The problem: What is needed here is a faithful repeat of every entry, with no character changed.

*** Opening Record extracts ***

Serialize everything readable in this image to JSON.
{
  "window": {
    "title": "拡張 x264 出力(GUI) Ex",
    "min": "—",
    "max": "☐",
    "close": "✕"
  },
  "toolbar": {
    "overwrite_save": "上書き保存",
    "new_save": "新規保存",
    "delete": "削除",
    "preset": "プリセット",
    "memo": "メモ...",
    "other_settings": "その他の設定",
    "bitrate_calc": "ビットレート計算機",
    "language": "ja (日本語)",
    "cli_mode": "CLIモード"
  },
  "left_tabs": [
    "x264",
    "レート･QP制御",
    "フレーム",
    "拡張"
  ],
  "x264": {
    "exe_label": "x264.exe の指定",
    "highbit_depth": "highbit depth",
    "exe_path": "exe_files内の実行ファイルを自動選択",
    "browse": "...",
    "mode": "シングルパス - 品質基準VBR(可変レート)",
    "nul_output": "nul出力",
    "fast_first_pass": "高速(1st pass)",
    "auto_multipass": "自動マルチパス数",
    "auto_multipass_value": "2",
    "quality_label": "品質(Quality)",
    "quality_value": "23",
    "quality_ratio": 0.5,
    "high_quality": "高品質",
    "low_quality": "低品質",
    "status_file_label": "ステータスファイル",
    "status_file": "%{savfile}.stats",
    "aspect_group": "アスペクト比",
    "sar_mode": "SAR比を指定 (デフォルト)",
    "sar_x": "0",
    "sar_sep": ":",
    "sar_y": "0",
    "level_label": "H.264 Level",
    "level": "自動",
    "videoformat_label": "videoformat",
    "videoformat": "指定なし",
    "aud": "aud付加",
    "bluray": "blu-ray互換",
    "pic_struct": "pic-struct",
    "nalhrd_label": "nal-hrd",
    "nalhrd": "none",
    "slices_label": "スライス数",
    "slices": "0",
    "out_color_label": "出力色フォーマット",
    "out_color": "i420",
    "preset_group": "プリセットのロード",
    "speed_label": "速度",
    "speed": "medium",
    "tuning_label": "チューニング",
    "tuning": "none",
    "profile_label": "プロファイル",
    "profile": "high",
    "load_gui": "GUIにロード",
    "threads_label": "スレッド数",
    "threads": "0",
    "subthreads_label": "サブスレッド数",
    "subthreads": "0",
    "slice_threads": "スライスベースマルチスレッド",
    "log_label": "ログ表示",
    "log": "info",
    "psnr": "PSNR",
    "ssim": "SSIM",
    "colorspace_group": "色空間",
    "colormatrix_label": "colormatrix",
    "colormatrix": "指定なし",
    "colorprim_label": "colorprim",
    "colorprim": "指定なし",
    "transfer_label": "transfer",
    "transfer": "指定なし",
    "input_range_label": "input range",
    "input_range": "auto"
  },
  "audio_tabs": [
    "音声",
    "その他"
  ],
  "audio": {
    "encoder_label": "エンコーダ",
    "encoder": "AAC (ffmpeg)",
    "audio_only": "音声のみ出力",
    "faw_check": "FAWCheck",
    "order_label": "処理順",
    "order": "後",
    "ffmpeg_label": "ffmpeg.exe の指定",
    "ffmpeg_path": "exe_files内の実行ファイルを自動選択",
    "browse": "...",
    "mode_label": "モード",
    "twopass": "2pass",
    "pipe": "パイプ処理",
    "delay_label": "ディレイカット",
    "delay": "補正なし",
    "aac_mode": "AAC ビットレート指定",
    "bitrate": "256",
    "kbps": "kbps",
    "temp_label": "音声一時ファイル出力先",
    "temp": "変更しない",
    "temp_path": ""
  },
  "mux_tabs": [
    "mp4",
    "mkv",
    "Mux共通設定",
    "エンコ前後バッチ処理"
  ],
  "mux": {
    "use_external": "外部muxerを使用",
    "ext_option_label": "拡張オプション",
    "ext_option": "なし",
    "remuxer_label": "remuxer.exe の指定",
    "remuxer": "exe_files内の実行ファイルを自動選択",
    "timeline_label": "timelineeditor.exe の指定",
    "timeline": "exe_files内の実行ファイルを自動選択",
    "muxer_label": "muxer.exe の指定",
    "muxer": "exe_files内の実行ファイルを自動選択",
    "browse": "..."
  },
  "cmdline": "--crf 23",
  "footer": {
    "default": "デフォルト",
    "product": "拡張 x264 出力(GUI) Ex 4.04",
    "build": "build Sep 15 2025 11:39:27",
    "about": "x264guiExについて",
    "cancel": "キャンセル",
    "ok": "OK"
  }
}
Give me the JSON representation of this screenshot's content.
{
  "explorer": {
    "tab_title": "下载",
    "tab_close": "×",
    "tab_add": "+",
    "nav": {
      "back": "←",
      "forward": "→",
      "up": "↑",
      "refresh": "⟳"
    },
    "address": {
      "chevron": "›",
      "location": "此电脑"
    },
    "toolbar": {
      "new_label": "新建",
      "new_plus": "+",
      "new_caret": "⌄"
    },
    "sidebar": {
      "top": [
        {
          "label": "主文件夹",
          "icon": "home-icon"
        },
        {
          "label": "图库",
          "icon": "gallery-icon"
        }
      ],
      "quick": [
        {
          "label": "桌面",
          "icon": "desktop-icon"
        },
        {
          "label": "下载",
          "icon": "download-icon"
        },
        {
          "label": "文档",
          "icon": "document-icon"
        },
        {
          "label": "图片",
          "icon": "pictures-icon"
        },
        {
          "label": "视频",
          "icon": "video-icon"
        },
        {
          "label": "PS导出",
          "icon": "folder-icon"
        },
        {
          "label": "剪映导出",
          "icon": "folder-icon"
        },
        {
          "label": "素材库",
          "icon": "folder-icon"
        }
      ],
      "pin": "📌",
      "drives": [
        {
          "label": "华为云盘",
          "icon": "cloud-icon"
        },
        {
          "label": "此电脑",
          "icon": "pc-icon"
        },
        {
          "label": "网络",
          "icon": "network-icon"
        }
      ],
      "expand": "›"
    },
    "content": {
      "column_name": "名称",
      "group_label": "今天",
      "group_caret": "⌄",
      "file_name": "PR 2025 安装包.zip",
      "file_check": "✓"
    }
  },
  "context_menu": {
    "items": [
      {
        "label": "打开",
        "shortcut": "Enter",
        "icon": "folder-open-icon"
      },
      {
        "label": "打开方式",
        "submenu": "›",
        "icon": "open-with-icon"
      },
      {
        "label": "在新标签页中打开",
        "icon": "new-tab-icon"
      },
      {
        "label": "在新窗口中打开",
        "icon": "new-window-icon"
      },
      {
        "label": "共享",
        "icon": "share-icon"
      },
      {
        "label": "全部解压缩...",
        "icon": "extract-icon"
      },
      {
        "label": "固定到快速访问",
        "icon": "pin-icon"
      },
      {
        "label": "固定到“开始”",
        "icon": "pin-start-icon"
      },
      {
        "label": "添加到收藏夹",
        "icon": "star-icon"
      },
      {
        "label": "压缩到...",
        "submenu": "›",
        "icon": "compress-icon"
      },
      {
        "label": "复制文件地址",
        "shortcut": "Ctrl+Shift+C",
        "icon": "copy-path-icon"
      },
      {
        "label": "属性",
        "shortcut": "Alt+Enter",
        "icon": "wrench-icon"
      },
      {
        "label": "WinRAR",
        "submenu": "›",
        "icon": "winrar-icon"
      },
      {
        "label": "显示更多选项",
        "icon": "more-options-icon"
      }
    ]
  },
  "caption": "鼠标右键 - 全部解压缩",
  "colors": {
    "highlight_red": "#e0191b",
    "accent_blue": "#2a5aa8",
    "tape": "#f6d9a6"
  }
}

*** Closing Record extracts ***

Result of the task:
Serialize everything readable in this image to JSON.
{
  "window": {
    "title": "拡張 x264 出力(GUI) Ex",
    "min": "—",
    "max": "☐",
    "close": "✕"
  },
  "toolbar": {
    "overwrite_save": "上書き保存",
    "new_save": "新規保存",
    "delete": "削除",
    "preset": "プリセット",
    "memo": "メモ...",
    "other_settings": "その他の設定",
    "bitrate_calc": "ビットレート計算機",
    "language": "ja (日本語)",
    "cli_mode": "CLIモード"
  },
  "left_tabs": [
    "x264",
    "レート･QP制御",
    "フレーム",
    "拡張"
  ],
  "x264": {
    "exe_label": "x264.exe の指定",
    "highbit_depth": "highbit depth",
    "exe_path": "exe_files内の実行ファイルを自動選択",
    "browse": "...",
    "mode": "シングルパス - 品質基準VBR(可変レート)",
    "nul_output": "nul出力",
    "fast_first_pass": "高速(1st pass)",
    "auto_multipass": "自動マルチパス数",
    "auto_multipass_value": "2",
    "quality_label": "品質(Quality)",
    "quality_value": "23",
    "quality_ratio": 0.5,
    "high_quality": "高品質",
    "low_quality": "低品質",
    "status_file_label": "ステータスファイル",
    "status_file": "%{savfile}.stats",
    "aspect_group": "アスペクト比",
    "sar_mode": "SAR比を指定 (デフォルト)",
    "sar_x": "0",
    "sar_sep": ":",
    "sar_y": "0",
    "level_label": "H.264 Level",
    "level": "自動",
    "videoformat_label": "videoformat",
    "videoformat": "指定なし",
    "aud": "aud付加",
    "bluray": "blu-ray互換",
    "pic_struct": "pic-struct",
    "nalhrd_label": "nal-hrd",
    "nalhrd": "none",
    "slices_label": "スライス数",
    "slices": "0",
    "out_color_label": "出力色フォーマット",
    "out_color": "i420",
    "preset_group": "プリセットのロード",
    "speed_label": "速度",
    "speed": "medium",
    "tuning_label": "チューニング",
    "tuning": "none",
    "profile_label": "プロファイル",
    "profile": "high",
    "load_gui": "GUIにロード",
    "threads_label": "スレッド数",
    "threads": "0",
    "subthreads_label": "サブスレッド数",
    "subthreads": "0",
    "slice_threads": "スライスベースマルチスレッド",
    "log_label": "ログ表示",
    "log": "info",
    "psnr": "PSNR",
    "ssim": "SSIM",
    "colorspace_group": "色空間",
    "colormatrix_label": "colormatrix",
    "colormatrix": "指定なし",
    "colorprim_label": "colorprim",
    "colorprim": "指定なし",
    "transfer_label": "transfer",
    "transfer": "指定なし",
    "input_range_label": "input range",
    "input_range": "auto"
  },
  "audio_tabs": [
    "音声",
    "その他"
  ],
  "audio": {
    "encoder_label": "エンコーダ",
    "encoder": "AAC (ffmpeg)",
    "audio_only": "音声のみ出力",
    "faw_check": "FAWCheck",
    "order_label": "処理順",
    "order": "後",
    "ffmpeg_label": "ffmpeg.exe の指定",
    "ffmpeg_path": "exe_files内の実行ファイルを自動選択",
    "browse": "...",
    "mode_label": "モード",
    "twopass": "2pass",
    "pipe": "パイプ処理",
    "delay_label": "ディレイカット",
    "delay": "補正なし",
    "aac_mode": "AAC ビットレート指定",
    "bitrate": "256",
    "kbps": "kbps",
    "temp_label": "音声一時ファイル出力先",
    "temp": "変更しない",
    "temp_path": ""
  },
  "mux_tabs": [
    "mp4",
    "mkv",
    "Mux共通設定",
    "エンコ前後バッチ処理"
  ],
  "mux": {
    "use_external": "外部muxerを使用",
    "ext_option_label": "拡張オプション",
    "ext_option": "なし",
    "remuxer_label": "remuxer.exe の指定",
    "remuxer": "exe_files内の実行ファイルを自動選択",
    "timeline_label": "timelineeditor.exe の指定",
    "timeline": "exe_files内の実行ファイルを自動選択",
    "muxer_label": "muxer.exe の指定",
    "muxer": "exe_files内の実行ファイルを自動選択",
    "browse": "..."
  },
  "cmdline": "--crf 23",
  "footer": {
    "default": "デフォルト",
    "product": "拡張 x264 出力(GUI) Ex 4.04",
    "build": "build Sep 15 2025 11:39:27",
    "about": "x264guiExについて",
    "cancel": "キャンセル",
    "ok": "OK"
  }
}
Give me the JSON representation of this screenshot's content.
{
  "explorer": {
    "tab_title": "下载",
    "tab_close": "×",
    "tab_add": "+",
    "nav": {
      "back": "←",
      "forward": "→",
      "up": "↑",
      "refresh": "⟳"
    },
    "address": {
      "chevron": "›",
      "location": "此电脑"
    },
    "toolbar": {
      "new_label": "新建",
      "new_plus": "+",
      "new_caret": "⌄"
    },
    "sidebar": {
      "top": [
        {
          "label": "主文件夹",
          "icon": "home-icon"
        },
        {
          "label": "图库",
          "icon": "gallery-icon"
        }
      ],
      "quick": [
        {
          "label": "桌面",
          "icon": "desktop-icon"
        },
        {
          "label": "下载",
          "icon": "download-icon"
        },
        {
          "label": "文档",
          "icon": "document-icon"
        },
        {
          "label": "图片",
          "icon": "pictures-icon"
        },
        {
          "label": "视频",
          "icon": "video-icon"
        },
        {
          "label": "PS导出",
          "icon": "folder-icon"
        },
        {
          "label": "剪映导出",
          "icon": "folder-icon"
        },
        {
          "label": "素材库",
          "icon": "folder-icon"
        }
      ],
      "pin": "📌",
      "drives": [
        {
          "label": "华为云盘",
          "icon": "cloud-icon"
        },
        {
          "label": "此电脑",
          "icon": "pc-icon"
        },
        {
          "label": "网络",
          "icon": "network-icon"
        }
      ],
      "expand": "›"
    },
    "content": {
      "column_name": "名称",
      "group_label": "今天",
      "group_caret": "⌄",
      "file_name": "PR 2025 安装包.zip",
      "file_check": "✓"
    }
  },
  "context_menu": {
    "items": [
      {
        "label": "打开",
        "shortcut": "Enter",
        "icon": "folder-open-icon"
      },
      {
        "label": "打开方式",
        "submenu": "›",
        "icon": "open-with-icon"
      },
      {
        "label": "在新标签页中打开",
        "icon": "new-tab-icon"
      },
      {
        "label": "在新窗口中打开",
        "icon": "new-window-icon"
      },
      {
        "label": "共享",
        "icon": "share-icon"
      },
      {
        "label": "全部解压缩...",
        "icon": "extract-icon"
      },
      {
        "label": "固定到快速访问",
        "icon": "pin-icon"
      },
      {
        "label": "固定到“开始”",
        "icon": "pin-start-icon"
      },
      {
        "label": "添加到收藏夹",
        "icon": "star-icon"
      },
      {
        "label": "压缩到...",
        "submenu": "›",
        "icon": "compress-icon"
      },
      {
        "label": "复制文件地址",
        "shortcut": "Ctrl+Shift+C",
        "icon": "copy-path-icon"
      },
      {
        "label": "属性",
        "shortcut": "Alt+Enter",
        "icon": "wrench-icon"
      },
      {
        "label": "WinRAR",
        "submenu": "›",
        "icon": "winrar-icon"
      },
      {
        "label": "显示更多选项",
        "icon": "more-options-icon"
      }
    ]
  },
  "caption": "鼠标右键 - 全部解压缩",
  "colors": {
    "highlight_red": "#e0191b",
    "accent_blue": "#2a5aa8",
    "tape": "#f6d9a6"
  }
}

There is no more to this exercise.